Records provided:
★ ★ ★
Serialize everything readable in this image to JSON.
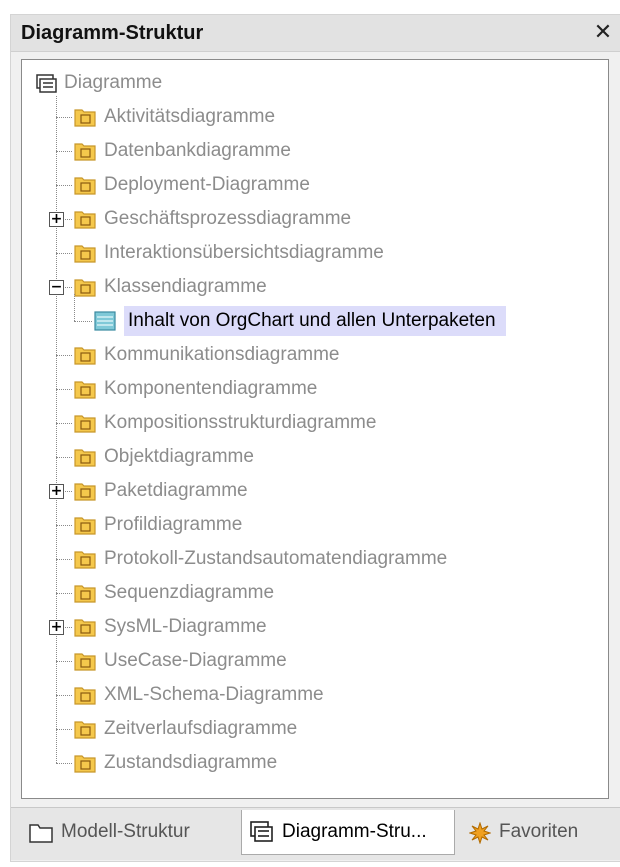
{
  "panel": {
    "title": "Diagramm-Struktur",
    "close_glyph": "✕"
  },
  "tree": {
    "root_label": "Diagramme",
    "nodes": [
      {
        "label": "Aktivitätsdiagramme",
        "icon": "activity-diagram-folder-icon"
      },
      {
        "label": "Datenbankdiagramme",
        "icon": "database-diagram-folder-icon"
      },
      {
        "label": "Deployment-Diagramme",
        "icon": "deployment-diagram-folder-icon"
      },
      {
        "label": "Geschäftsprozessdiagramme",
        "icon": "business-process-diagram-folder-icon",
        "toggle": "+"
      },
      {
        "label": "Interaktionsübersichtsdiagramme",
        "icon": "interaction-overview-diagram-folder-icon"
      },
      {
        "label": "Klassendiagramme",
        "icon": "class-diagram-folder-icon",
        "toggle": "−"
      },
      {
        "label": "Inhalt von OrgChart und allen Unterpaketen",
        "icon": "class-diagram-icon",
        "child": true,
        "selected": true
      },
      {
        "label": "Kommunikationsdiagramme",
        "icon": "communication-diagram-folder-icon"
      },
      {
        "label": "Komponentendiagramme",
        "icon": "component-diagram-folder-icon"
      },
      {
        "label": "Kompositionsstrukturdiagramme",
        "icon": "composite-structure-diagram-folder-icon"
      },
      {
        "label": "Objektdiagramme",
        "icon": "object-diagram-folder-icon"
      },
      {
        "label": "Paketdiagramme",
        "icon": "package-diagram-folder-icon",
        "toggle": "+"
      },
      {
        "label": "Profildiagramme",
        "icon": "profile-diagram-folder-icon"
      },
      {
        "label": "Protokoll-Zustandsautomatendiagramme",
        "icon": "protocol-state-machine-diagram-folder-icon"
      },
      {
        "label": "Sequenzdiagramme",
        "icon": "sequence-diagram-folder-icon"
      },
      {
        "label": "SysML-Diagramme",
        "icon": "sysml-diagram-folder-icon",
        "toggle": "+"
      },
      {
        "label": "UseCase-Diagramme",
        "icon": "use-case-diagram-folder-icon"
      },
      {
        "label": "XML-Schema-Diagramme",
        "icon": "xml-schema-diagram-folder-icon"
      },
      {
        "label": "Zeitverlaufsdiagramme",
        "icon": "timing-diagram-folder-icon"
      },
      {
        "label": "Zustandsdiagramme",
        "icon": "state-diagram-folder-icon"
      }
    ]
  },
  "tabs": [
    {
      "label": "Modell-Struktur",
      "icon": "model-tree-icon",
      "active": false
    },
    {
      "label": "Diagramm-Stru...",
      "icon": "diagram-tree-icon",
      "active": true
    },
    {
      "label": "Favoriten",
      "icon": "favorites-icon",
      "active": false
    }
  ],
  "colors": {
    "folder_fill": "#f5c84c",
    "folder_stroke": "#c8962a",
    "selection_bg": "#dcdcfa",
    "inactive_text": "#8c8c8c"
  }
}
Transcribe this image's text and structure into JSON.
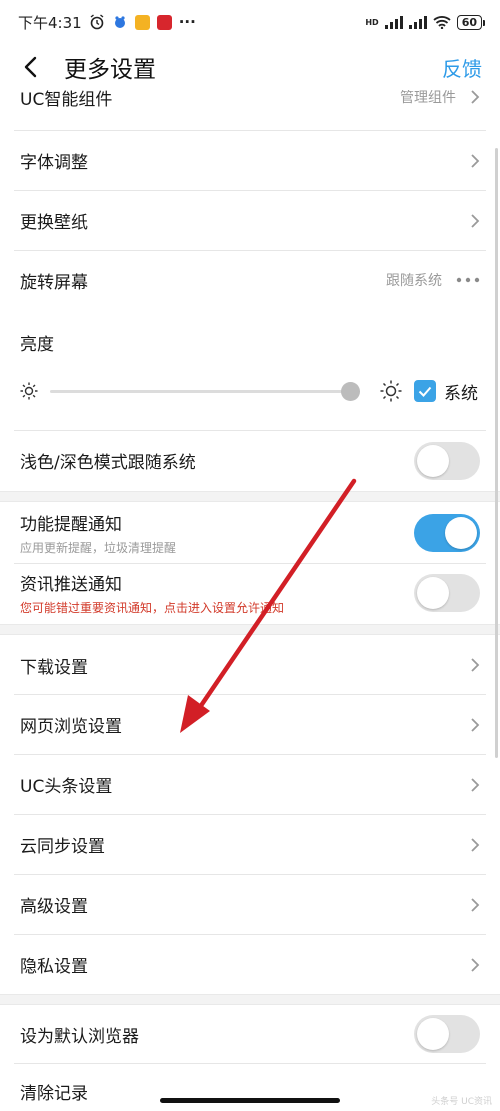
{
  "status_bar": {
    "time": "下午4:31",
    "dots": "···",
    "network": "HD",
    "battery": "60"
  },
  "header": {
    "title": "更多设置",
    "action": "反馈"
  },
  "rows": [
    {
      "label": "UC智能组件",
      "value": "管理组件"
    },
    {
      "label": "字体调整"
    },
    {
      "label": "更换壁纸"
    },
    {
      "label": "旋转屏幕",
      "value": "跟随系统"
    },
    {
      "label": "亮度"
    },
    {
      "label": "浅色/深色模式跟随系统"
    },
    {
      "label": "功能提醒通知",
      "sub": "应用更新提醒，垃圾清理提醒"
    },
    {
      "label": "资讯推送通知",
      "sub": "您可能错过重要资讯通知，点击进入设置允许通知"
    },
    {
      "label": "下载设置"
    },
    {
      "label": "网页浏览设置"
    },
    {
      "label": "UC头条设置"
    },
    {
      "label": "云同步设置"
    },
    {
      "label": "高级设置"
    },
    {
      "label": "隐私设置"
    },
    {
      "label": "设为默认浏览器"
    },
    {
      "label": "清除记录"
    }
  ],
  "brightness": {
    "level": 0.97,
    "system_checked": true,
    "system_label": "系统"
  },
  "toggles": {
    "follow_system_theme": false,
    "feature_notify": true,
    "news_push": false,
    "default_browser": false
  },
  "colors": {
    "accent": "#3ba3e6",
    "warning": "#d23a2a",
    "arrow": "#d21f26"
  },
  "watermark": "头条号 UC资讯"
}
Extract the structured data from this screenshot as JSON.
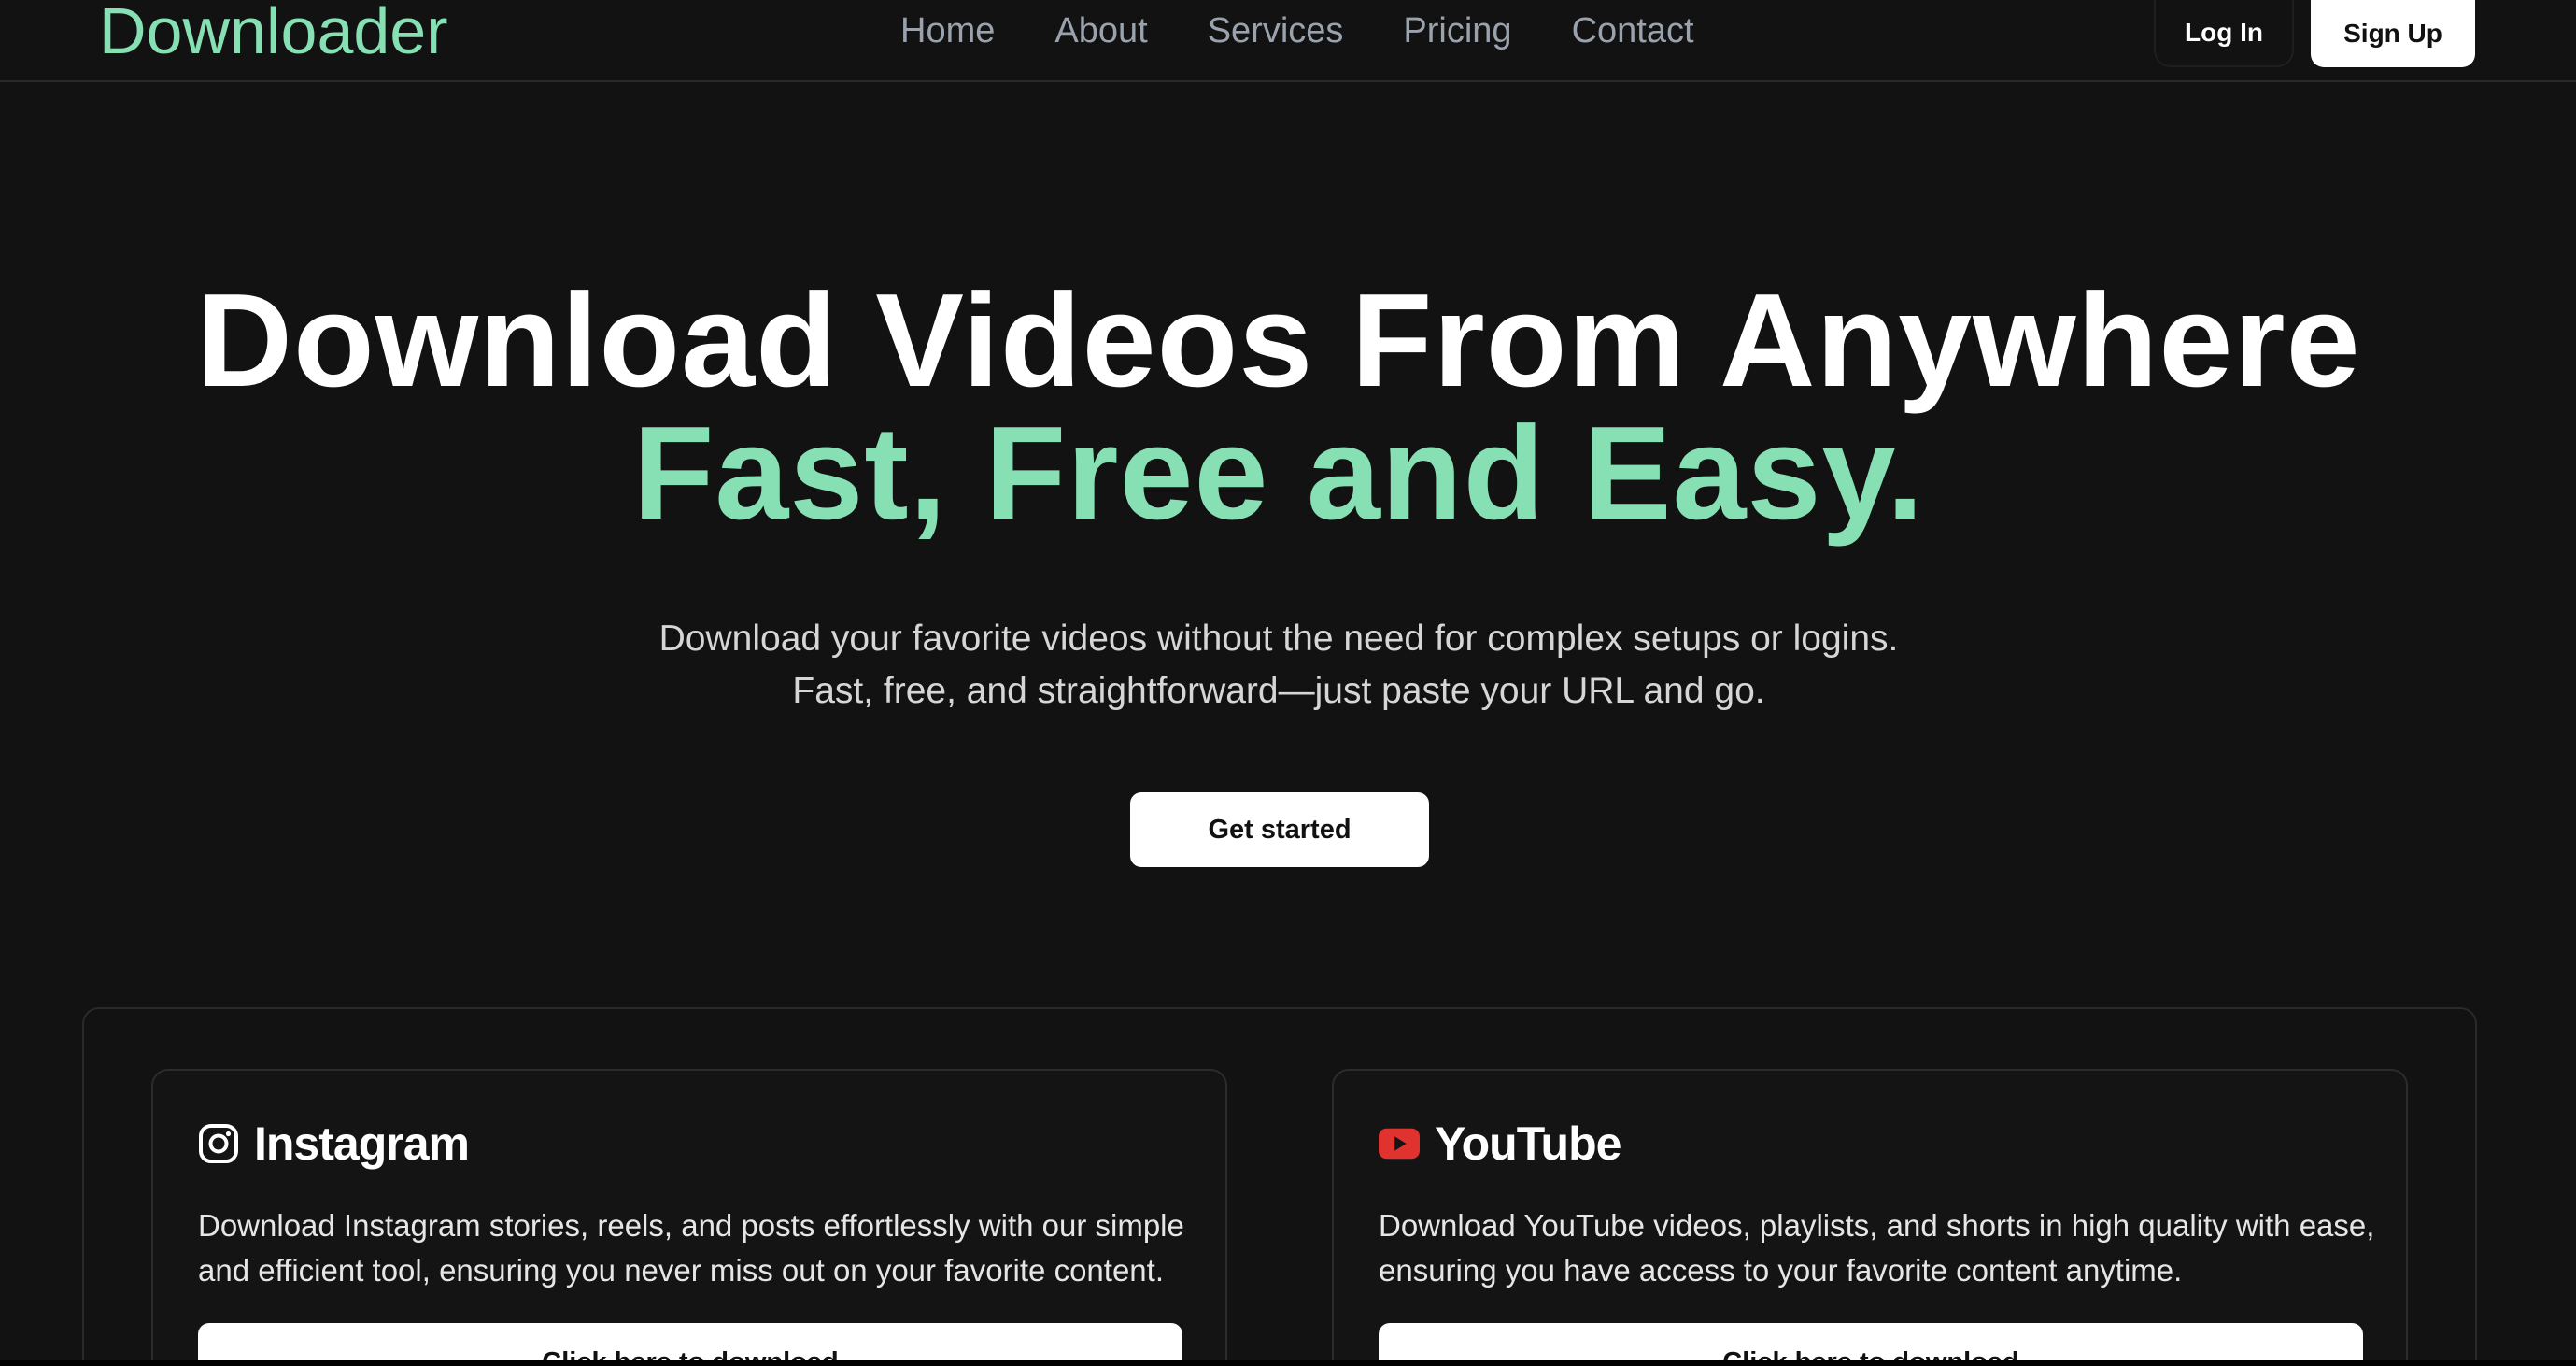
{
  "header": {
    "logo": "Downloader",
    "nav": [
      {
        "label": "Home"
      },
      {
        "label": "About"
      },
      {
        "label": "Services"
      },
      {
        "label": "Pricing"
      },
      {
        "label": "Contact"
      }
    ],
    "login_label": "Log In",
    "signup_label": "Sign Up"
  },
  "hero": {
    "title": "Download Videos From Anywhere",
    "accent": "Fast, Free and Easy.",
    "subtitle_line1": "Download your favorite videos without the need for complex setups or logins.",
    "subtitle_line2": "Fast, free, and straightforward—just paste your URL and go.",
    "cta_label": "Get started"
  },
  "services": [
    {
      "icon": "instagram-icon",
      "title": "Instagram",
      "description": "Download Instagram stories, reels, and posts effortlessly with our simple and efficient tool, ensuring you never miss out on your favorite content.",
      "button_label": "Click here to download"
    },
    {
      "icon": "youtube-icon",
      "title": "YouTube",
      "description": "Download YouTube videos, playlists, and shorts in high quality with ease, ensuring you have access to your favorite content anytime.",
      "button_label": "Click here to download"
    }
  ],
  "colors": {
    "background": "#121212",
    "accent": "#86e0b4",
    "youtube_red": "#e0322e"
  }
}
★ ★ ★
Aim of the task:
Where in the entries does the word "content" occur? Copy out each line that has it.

Exercise result:
      "description": "Download Instagram stories, reels, and posts effortlessly with our simple and efficient tool, ensuring you never miss out on your favorite content.",
      "description": "Download YouTube videos, playlists, and shorts in high quality with ease, ensuring you have access to your favorite content anytime.",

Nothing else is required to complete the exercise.